Work instruction:
Using the data below, work out how many lines contain "where", and report only that number.

[Opening Data for the task section]

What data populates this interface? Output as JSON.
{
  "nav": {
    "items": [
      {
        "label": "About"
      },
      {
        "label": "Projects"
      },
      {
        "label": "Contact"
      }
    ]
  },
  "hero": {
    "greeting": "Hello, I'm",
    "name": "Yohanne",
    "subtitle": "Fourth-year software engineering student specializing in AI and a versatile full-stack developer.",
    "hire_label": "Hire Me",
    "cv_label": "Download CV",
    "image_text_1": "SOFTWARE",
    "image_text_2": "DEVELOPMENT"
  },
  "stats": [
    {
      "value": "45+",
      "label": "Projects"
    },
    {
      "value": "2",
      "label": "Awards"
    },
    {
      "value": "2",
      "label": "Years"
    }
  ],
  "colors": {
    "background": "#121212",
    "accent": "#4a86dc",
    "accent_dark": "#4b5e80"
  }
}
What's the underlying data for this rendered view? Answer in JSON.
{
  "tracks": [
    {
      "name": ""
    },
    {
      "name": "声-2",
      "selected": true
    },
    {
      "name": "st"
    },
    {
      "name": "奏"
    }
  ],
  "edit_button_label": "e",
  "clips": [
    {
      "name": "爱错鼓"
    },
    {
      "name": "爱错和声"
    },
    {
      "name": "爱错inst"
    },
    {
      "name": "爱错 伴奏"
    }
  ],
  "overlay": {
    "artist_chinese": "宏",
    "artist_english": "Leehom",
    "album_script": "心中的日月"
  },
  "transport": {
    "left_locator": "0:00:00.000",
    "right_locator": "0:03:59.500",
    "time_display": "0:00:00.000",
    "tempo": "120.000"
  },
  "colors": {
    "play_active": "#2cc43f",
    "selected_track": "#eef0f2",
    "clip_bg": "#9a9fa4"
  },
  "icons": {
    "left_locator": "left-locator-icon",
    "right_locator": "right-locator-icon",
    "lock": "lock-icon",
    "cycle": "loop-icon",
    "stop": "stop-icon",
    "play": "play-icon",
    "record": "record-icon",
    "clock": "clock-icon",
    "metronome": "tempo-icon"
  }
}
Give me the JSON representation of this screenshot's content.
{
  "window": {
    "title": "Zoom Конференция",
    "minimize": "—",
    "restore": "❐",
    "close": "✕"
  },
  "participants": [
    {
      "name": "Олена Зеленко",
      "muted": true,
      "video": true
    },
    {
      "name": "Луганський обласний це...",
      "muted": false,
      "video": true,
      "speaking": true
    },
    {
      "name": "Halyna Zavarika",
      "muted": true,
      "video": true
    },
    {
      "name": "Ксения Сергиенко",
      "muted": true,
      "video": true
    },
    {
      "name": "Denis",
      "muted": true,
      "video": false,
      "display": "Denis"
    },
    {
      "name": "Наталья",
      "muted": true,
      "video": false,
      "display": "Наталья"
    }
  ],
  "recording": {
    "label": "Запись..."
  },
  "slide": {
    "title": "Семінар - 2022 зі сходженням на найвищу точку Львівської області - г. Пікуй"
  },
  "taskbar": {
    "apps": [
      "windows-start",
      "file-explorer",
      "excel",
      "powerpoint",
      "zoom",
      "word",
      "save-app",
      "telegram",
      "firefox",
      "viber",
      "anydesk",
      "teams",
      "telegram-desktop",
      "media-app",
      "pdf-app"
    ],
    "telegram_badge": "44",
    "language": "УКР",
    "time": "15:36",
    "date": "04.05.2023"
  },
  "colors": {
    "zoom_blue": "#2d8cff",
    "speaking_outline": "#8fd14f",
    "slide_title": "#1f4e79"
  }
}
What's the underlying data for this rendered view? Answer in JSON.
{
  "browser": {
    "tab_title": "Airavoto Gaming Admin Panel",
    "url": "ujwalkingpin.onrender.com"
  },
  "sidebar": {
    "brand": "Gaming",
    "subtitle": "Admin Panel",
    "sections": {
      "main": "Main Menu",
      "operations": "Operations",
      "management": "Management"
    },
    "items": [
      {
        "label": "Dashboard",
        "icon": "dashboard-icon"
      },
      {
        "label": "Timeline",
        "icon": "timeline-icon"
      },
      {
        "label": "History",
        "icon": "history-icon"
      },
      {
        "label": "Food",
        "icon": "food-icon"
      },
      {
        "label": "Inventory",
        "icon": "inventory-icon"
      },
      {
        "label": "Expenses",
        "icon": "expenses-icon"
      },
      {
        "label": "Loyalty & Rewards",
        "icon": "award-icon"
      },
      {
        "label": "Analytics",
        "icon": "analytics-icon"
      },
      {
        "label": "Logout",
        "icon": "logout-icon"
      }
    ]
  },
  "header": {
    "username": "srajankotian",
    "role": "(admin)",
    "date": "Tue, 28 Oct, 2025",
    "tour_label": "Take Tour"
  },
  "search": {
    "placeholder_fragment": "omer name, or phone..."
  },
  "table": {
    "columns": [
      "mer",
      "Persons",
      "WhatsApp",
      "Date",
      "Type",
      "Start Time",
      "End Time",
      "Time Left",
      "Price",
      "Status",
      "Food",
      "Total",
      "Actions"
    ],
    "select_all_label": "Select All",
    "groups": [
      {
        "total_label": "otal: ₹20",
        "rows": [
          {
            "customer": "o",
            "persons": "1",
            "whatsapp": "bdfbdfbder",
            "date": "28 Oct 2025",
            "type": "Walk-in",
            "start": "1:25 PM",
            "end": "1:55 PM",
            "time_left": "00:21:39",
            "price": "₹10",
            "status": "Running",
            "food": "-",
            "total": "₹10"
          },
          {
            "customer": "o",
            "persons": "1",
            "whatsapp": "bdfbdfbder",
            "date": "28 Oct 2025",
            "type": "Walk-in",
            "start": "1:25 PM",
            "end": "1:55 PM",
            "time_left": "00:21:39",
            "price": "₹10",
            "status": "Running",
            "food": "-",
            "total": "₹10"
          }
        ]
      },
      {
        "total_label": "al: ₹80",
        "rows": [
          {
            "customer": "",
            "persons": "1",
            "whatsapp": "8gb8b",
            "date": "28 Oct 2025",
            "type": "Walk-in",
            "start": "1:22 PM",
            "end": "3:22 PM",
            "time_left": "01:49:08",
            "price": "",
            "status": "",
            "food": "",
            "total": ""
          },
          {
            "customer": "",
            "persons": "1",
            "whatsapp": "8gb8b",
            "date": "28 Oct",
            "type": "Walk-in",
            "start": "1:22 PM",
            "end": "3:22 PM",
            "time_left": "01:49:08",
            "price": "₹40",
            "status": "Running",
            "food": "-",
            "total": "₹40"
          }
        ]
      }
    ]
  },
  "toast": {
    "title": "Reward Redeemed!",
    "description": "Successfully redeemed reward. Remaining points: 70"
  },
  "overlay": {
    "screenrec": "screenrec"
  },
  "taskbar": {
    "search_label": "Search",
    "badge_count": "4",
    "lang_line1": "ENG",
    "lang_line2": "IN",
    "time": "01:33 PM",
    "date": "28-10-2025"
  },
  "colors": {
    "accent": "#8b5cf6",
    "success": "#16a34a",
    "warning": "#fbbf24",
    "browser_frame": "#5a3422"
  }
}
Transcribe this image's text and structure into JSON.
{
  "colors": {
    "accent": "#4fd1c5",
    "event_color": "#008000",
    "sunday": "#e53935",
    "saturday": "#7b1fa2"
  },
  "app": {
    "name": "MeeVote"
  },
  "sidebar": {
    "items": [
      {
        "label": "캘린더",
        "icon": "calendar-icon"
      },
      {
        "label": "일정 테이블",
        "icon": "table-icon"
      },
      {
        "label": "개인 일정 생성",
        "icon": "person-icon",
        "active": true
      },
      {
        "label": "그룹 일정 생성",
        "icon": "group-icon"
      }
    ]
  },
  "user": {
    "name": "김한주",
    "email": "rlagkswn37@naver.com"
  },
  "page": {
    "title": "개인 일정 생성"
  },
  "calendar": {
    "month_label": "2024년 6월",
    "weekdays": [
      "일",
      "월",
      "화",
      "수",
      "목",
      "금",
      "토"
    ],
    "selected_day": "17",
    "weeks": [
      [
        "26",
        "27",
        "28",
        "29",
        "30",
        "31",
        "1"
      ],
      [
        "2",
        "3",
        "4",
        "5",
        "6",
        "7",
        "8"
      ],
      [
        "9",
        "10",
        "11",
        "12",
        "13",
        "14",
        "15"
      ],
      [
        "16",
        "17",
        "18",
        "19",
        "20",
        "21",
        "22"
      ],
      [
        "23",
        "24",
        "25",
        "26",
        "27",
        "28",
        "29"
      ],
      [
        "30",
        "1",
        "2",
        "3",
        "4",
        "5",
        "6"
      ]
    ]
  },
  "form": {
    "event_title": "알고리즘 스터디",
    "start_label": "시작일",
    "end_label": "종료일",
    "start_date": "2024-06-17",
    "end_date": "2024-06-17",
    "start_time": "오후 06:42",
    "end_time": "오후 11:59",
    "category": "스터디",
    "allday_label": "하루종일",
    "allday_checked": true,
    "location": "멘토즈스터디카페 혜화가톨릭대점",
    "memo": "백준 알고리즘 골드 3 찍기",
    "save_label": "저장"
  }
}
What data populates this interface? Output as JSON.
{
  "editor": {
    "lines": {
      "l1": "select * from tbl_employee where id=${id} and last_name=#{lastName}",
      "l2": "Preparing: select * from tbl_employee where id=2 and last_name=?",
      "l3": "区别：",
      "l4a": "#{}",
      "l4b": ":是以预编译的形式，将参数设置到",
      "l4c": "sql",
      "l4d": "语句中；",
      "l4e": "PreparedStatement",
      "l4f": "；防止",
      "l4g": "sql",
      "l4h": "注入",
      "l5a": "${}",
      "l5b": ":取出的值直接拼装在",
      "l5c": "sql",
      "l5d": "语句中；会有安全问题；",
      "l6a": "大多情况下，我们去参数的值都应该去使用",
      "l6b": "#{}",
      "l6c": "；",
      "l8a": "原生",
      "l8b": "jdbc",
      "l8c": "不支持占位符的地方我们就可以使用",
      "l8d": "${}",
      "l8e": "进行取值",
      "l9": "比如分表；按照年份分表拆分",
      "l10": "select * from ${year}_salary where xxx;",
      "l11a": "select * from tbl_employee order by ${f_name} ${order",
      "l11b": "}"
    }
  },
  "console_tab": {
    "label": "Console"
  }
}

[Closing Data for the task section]

Exercise result:
3